If you’ve always been a bit too timid to order your asado with achuras, but are theoretically interested in the idea, read on. Vegetarians, avert your eyes.
Achuras are the offal and “funky bits” offered alongside your favorite cuts of meat at most parrillas. They include (but are not limited to):
- Mollejas: sweetbreads (organ meat from the thymus gland and sometimes the pancreas)
- Riñones: kidneys
- Hígado: liver
- Chinchulines: chitterlings (small intestine)
- Tripa gorda: large intestine
- Seso: brain
- Corazón: heart
- Ubre: udder
I asked self-proclaimed Achuras connoisseur, Enrique Castignani, to pass along some pearls of wisdom to help you begin your journey towards funky cut nirvana.
Best place to start if you’re squeamish about trying them for the first time:
Start with mollejas. Let’s face it, if this is your first experience, starting with something that tastes similar to the cuts you’re used to will help you ease into the experience. After you’ve tried the heaven that is a crisp molleja, you should move onto chinchulines. Seso is also surprisingly tender and buttery when done right. Perhaps leave hígado, ubre, and corazón for last since they taste a bit stronger and are definitely not for everyone.
What to order if you’re feeling more adventurous:
Corazón. If it’s available and you trust the person manning the grill, it can be really delicious.
Rules for ordering them at a parrilla:
Golden rule – they need to be cooked a punto. Overcooked achuras will likely have the texture of shoe leather. Also don’t forget the lemon. Most are very fatty, and the acid will cut the greasiness nicely. Finally, if you want to give them a fair shot, don’t order the full parrillada. Order specific cuts so that they get a chance to shine.
Other etiquette to follow:
Achuras should always be the first meat you eat.
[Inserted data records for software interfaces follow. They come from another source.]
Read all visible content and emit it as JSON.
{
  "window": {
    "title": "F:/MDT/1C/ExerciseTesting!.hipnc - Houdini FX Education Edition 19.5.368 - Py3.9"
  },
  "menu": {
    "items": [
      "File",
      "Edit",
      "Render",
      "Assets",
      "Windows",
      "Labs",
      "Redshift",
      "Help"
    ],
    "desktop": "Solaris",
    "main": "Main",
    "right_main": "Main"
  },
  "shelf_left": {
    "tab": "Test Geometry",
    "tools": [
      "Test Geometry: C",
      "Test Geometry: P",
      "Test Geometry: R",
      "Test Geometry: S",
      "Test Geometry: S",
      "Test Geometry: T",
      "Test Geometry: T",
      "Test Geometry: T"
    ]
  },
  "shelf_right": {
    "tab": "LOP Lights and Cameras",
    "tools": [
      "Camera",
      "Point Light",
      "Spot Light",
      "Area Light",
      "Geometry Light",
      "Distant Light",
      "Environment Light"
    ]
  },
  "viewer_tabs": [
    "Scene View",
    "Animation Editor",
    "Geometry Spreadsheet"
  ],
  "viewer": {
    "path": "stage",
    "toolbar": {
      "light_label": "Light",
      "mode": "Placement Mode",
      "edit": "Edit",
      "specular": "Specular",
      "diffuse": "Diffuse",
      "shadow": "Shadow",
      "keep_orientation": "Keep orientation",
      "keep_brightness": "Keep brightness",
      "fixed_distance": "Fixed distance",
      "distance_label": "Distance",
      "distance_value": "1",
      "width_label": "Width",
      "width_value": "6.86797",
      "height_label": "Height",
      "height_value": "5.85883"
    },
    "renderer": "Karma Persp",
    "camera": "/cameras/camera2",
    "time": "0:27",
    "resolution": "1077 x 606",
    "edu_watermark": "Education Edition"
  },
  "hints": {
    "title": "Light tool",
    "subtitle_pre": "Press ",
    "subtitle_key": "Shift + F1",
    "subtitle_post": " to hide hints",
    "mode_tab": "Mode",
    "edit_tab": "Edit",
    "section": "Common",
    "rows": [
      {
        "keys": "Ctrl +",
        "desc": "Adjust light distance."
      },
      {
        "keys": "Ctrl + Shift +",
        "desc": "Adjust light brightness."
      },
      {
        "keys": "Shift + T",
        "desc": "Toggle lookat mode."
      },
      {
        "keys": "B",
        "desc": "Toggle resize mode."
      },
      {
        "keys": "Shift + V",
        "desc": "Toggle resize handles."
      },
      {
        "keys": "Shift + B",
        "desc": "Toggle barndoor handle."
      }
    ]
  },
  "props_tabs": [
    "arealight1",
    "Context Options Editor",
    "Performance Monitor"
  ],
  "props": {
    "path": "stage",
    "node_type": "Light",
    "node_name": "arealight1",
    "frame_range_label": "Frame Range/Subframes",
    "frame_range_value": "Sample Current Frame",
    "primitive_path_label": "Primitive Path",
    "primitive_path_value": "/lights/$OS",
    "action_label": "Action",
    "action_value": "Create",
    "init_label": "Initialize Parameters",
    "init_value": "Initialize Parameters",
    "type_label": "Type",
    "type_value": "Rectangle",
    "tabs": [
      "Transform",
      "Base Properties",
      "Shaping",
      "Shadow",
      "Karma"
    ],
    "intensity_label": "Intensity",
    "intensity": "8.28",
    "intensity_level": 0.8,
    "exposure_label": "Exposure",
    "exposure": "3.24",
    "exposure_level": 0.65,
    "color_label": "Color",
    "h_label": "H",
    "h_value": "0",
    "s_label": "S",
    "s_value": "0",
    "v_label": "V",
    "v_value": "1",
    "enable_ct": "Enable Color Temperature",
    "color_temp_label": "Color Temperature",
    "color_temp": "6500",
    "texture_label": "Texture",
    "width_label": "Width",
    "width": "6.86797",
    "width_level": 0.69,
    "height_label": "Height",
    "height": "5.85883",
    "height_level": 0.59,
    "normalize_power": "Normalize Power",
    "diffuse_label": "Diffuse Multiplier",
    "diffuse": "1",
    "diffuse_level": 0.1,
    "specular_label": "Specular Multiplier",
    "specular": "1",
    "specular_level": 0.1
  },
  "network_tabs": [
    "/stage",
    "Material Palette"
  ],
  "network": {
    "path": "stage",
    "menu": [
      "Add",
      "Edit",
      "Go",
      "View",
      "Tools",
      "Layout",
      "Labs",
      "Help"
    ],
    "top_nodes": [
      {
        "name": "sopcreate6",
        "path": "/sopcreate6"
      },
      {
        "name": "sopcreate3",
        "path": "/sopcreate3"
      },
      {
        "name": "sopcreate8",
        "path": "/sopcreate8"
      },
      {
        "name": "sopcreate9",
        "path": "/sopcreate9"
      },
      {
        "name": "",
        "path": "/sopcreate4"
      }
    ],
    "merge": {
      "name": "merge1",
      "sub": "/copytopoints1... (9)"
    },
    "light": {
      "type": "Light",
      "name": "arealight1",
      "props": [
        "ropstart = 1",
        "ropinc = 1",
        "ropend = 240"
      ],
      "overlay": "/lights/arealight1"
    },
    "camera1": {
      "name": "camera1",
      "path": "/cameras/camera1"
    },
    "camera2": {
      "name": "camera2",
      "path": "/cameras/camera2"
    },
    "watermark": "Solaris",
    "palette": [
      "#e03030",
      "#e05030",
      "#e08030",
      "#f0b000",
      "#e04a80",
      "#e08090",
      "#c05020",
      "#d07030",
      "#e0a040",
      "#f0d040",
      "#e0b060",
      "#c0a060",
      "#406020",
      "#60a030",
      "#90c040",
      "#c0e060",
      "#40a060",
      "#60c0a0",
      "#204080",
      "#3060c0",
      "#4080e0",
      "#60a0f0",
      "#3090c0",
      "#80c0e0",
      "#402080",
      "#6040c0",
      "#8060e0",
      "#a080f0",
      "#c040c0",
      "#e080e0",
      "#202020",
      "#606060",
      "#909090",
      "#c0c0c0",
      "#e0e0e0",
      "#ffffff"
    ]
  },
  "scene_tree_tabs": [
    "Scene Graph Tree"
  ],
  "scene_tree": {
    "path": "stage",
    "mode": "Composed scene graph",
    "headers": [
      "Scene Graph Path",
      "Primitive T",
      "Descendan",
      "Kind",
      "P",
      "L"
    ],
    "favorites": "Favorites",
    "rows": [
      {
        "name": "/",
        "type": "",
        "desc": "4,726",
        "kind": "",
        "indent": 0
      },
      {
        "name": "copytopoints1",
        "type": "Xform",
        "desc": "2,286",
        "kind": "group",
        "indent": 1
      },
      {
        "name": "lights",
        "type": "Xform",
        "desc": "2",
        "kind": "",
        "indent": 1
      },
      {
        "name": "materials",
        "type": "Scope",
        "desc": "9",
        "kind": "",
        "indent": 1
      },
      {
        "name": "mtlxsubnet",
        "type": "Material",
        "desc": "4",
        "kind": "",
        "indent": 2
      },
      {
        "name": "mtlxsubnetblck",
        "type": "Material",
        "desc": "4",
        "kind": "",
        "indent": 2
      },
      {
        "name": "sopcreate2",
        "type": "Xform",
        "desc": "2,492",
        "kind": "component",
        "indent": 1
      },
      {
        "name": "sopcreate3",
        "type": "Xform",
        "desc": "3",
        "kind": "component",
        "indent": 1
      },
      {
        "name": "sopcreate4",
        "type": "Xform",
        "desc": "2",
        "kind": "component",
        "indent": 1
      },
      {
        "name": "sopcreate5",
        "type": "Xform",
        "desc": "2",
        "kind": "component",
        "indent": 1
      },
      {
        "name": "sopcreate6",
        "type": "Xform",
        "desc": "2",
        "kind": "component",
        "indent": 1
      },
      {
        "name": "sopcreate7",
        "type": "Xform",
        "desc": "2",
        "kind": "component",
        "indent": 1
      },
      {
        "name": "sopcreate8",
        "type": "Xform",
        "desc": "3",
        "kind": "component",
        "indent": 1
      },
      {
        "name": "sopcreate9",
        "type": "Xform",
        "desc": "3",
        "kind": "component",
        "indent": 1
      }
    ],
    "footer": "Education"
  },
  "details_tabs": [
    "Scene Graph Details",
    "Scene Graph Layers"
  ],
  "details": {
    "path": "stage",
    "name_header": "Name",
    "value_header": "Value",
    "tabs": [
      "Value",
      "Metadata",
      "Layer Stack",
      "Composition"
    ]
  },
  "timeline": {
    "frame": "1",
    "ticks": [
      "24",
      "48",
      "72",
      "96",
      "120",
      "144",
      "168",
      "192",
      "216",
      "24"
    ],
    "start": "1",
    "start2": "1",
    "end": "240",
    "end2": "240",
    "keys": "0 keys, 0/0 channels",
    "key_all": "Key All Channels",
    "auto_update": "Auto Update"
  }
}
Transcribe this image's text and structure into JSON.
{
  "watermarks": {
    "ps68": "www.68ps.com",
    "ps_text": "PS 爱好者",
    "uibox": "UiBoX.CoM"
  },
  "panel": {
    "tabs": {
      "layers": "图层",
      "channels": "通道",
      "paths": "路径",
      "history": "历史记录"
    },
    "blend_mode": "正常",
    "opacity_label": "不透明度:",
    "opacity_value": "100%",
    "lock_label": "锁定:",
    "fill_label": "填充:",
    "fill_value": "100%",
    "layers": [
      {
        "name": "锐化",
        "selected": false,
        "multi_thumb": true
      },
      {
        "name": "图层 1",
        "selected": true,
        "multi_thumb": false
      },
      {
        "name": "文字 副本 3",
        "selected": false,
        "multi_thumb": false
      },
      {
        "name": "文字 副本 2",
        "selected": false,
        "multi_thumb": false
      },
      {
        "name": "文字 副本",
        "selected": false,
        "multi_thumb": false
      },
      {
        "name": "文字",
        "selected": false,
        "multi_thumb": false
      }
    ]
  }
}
Order them up front and make sure you have something light alongside to cleanse your palate, like a tomato salad. A strong, tannic red wine will have a similar effect.
Molleja or tripa rellena (stuffed) with blue cheese.
Last Supper Menu:
Provoleta, arugula and parmesan salad, french fries, chorizo, morcilla, molleja, chinchulín, riñón, tripa rellena, bife de chorizo, and don’t forget the flan de dulce de leche con crema for dessert. In that order.
So now you know. Be adventurous and make sure you’re not missing out on some of the best kept secrets of the asado.